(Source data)
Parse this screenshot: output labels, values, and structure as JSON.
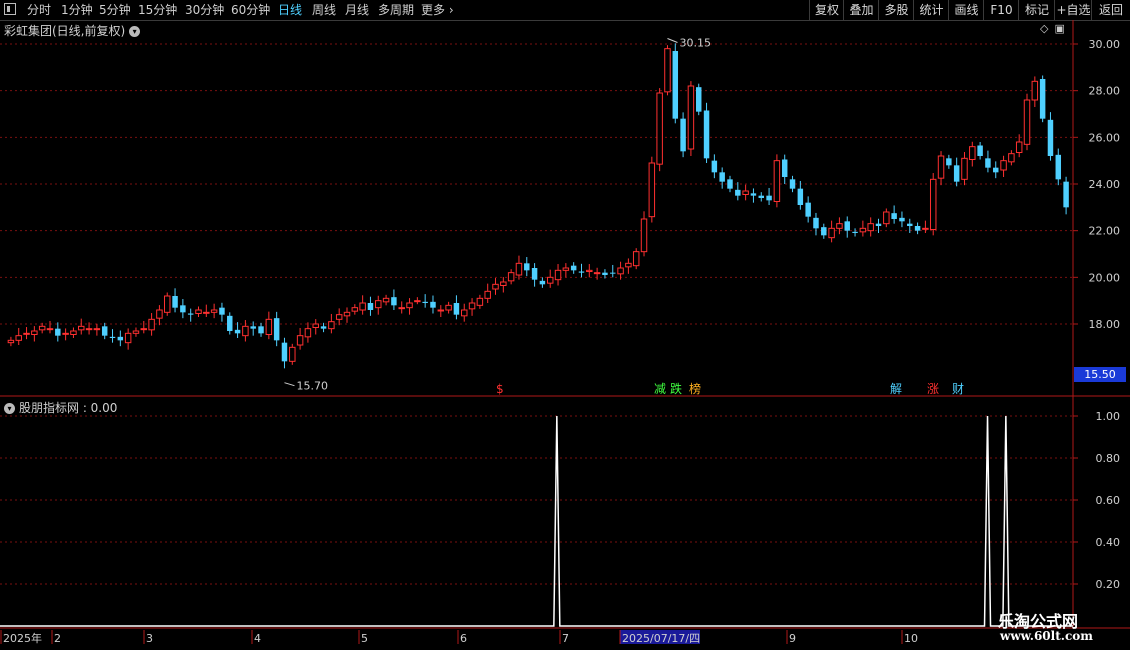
{
  "toolbar": {
    "period_tabs": [
      "分时",
      "1分钟",
      "5分钟",
      "15分钟",
      "30分钟",
      "60分钟",
      "日线",
      "周线",
      "月线",
      "多周期",
      "更多"
    ],
    "active_tab": "日线",
    "right_buttons": [
      "复权",
      "叠加",
      "多股",
      "统计",
      "画线",
      "F10",
      "标记",
      "+自选",
      "返回"
    ]
  },
  "upper_panel": {
    "title": "彩虹集团(日线,前复权)",
    "high_label": "30.15",
    "low_label": "15.70",
    "current_price": "15.50",
    "y_ticks": [
      "30.00",
      "28.00",
      "26.00",
      "24.00",
      "22.00",
      "20.00",
      "18.00"
    ],
    "events": [
      {
        "label": "$",
        "color": "#ff3030"
      },
      {
        "label": "减",
        "color": "#40ff40"
      },
      {
        "label": "跌",
        "color": "#40ff40"
      },
      {
        "label": "榜",
        "color": "#ffb020"
      },
      {
        "label": "解",
        "color": "#4fd0ff"
      },
      {
        "label": "涨",
        "color": "#ff3030"
      },
      {
        "label": "财",
        "color": "#4fd0ff"
      }
    ]
  },
  "lower_panel": {
    "title": "股朋指标网 : 0.00",
    "y_ticks": [
      "1.00",
      "0.80",
      "0.60",
      "0.40",
      "0.20"
    ]
  },
  "date_axis": {
    "labels": [
      "2025年",
      "2",
      "3",
      "4",
      "5",
      "6",
      "7",
      "2025/07/17/四",
      "9",
      "10"
    ]
  },
  "watermark": {
    "title": "乐淘公式网",
    "url": "www.60lt.com"
  },
  "colors": {
    "up": "#ff3030",
    "down": "#4fd0ff",
    "grid": "#7a1010",
    "axis": "#b01818",
    "highlight_date_bg": "#1a1a9a"
  },
  "chart_data": [
    {
      "type": "candlestick",
      "title": "彩虹集团(日线,前复权)",
      "ylim": [
        15.5,
        30.5
      ],
      "annotations": {
        "high": 30.15,
        "low": 15.7,
        "current": 15.5
      },
      "close_series": [
        17.3,
        17.5,
        17.6,
        17.7,
        17.9,
        17.8,
        17.5,
        17.6,
        17.7,
        17.9,
        17.8,
        17.8,
        17.5,
        17.4,
        17.3,
        17.6,
        17.7,
        17.8,
        18.2,
        18.6,
        19.2,
        18.7,
        18.5,
        18.4,
        18.6,
        18.5,
        18.6,
        18.4,
        17.7,
        17.6,
        17.9,
        17.8,
        17.6,
        18.2,
        17.3,
        16.4,
        17.0,
        17.5,
        17.8,
        18.0,
        17.8,
        18.1,
        18.4,
        18.5,
        18.7,
        18.9,
        18.6,
        19.0,
        19.1,
        18.8,
        18.7,
        18.9,
        19.0,
        18.9,
        18.7,
        18.6,
        18.8,
        18.4,
        18.6,
        18.9,
        19.1,
        19.4,
        19.7,
        19.8,
        20.2,
        20.6,
        20.3,
        19.9,
        19.7,
        20.0,
        20.3,
        20.4,
        20.3,
        20.2,
        20.3,
        20.2,
        20.1,
        20.2,
        20.4,
        20.6,
        21.1,
        22.5,
        24.9,
        27.9,
        29.8,
        26.8,
        25.4,
        28.2,
        27.1,
        25.1,
        24.5,
        24.1,
        23.8,
        23.5,
        23.7,
        23.5,
        23.4,
        23.3,
        25.0,
        24.3,
        23.8,
        23.1,
        22.6,
        22.1,
        21.8,
        22.1,
        22.3,
        22.0,
        21.9,
        22.1,
        22.3,
        22.2,
        22.8,
        22.5,
        22.4,
        22.2,
        22.0,
        22.1,
        24.2,
        25.2,
        24.8,
        24.1,
        25.1,
        25.6,
        25.2,
        24.7,
        24.5,
        25.0,
        25.3,
        25.8,
        27.6,
        28.4,
        26.8,
        25.2,
        24.2,
        23.0
      ]
    },
    {
      "type": "line",
      "title": "股朋指标网",
      "ylim": [
        0,
        1.0
      ],
      "spikes": [
        {
          "index": 120,
          "value": 1.0
        },
        {
          "index": 214,
          "value": 1.0
        },
        {
          "index": 218,
          "value": 1.0
        }
      ]
    }
  ]
}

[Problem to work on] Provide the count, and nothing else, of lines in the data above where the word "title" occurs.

[Solution to this task] 5